The company hired to remove four New Orleans monuments related to the Confederacy has backed out of that project, after the owner and his wife received death threats and threatening calls, according to a recently filed court document.
An attorney for the company, Baton Rouge-based H&O Investments, said in a letter to city officials on Tuesday that after H&O made preparations to remove the controversial monuments, its offices received multiple telephone complaints, “including death threats personally directed to [company owner] David Mahler, and his staff, in addition to threatening calls received by his wife at their residence.”
Outrage expressed on social media has only added to the tumult, as have area businesses that have apparently threatened to cancel their existing contracts with H&O should it proceed with removing the monuments, attorney Roy Maughan, Jr. wrote.
“Unfortunately, due to these circumstances, H&O is unable to perform the tasks originally assigned in association with the removal of any monuments for the City of New Orleans,” Maughan wrote. “Please feel free to assign this project to another contractor at your earliest opportunity.”
City officials did not immediately identify a new firm for the project Thursday.
The city on Wednesday added the letter to a growing list of documents a U.S. District Court judge will consider, as that judge decides whether to temporarily prohibit the removal of the monuments until a legal showdown plays out. Four groups — the Monumental Task Committee, Louisiana Landmarks Society, Foundation for Historical Louisiana and Beauregard Camp No. 130. — filed suit in federal court in December, just hours after the City Council backed Mayor Mitch Landrieu’s plan to remove the statues. The two sides presented arguments to District Judge Carl Barbier Thursday. Barbier said he would rule on the matter at a later time.
The monuments include statues of Gen. Robert E. Lee in Lee Circle, Confederate President Jefferson Davis on Jefferson Davis Parkway and Gen. P.G.T. Beauregard at the entrance to City Park, as well as a monument on Iberville Street near the river honoring the so-called Battle of Liberty Place, an 1874 rebellion against the state’s biracial Reconstruction-era government by a group of former Confederates seeking to restore white “home rule.”

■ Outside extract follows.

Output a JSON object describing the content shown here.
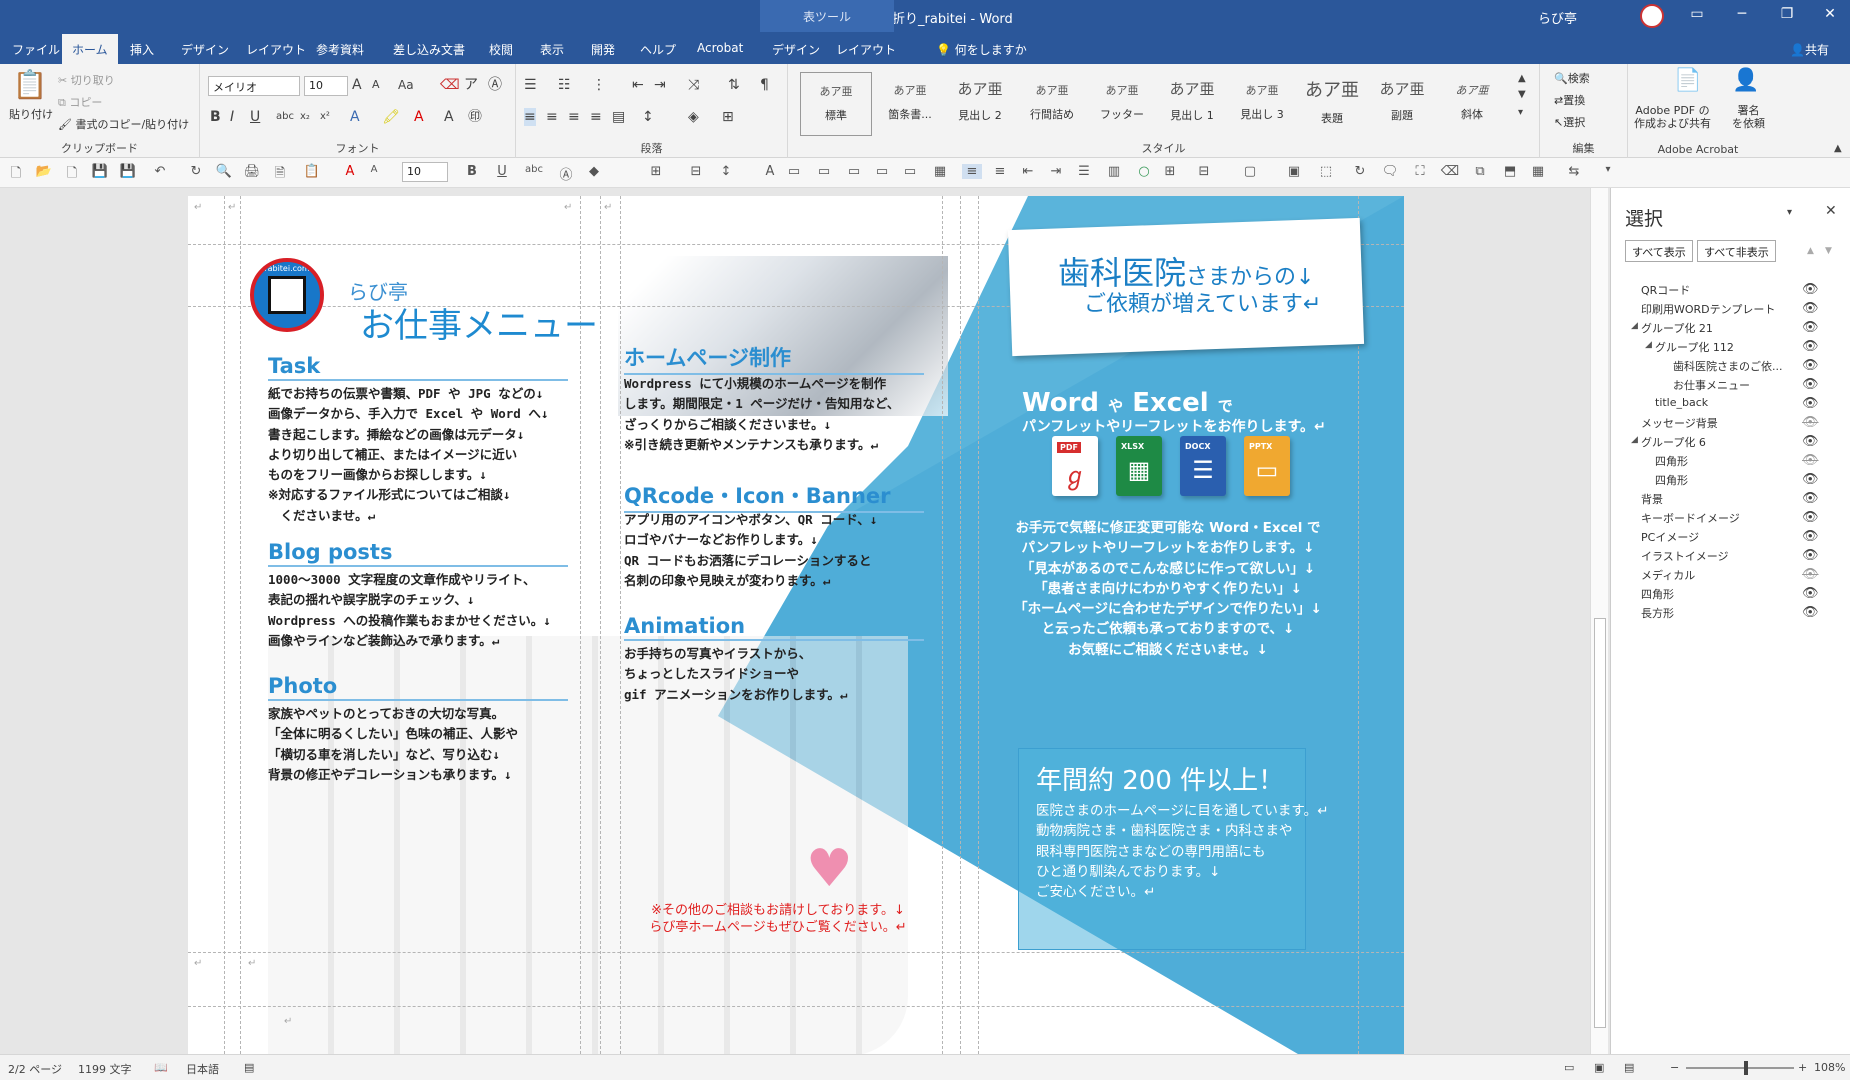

The council’s 6-1 vote came after months of emotional debate, which was initiated by Landrieu after a white supremacist shot nine people in a South Carolina church in June.
The Landrieu administration confirmed this week that it had chosen H&O, one of the contractors in a pool of firms pre-approved for small and emergency city projects, after H&O crews were spotted taking measurements of the Jefferson Davis monument.
The city can’t actually remove the monuments until Barbier rules on the request for a temporary injunction. The measurements appear to have been mere preparations.
Maughan, H&O’s attorney, said Thursday that no other job his client has done for the city has sparked such a reaction.
“This is just another job that they were tasked with,” he said. “When they went out to survey it, they didn’t have any idea that it was such an intense matter of public interest.”
Follow Jessica Williams on Twitter, @jwilliamsNOLA.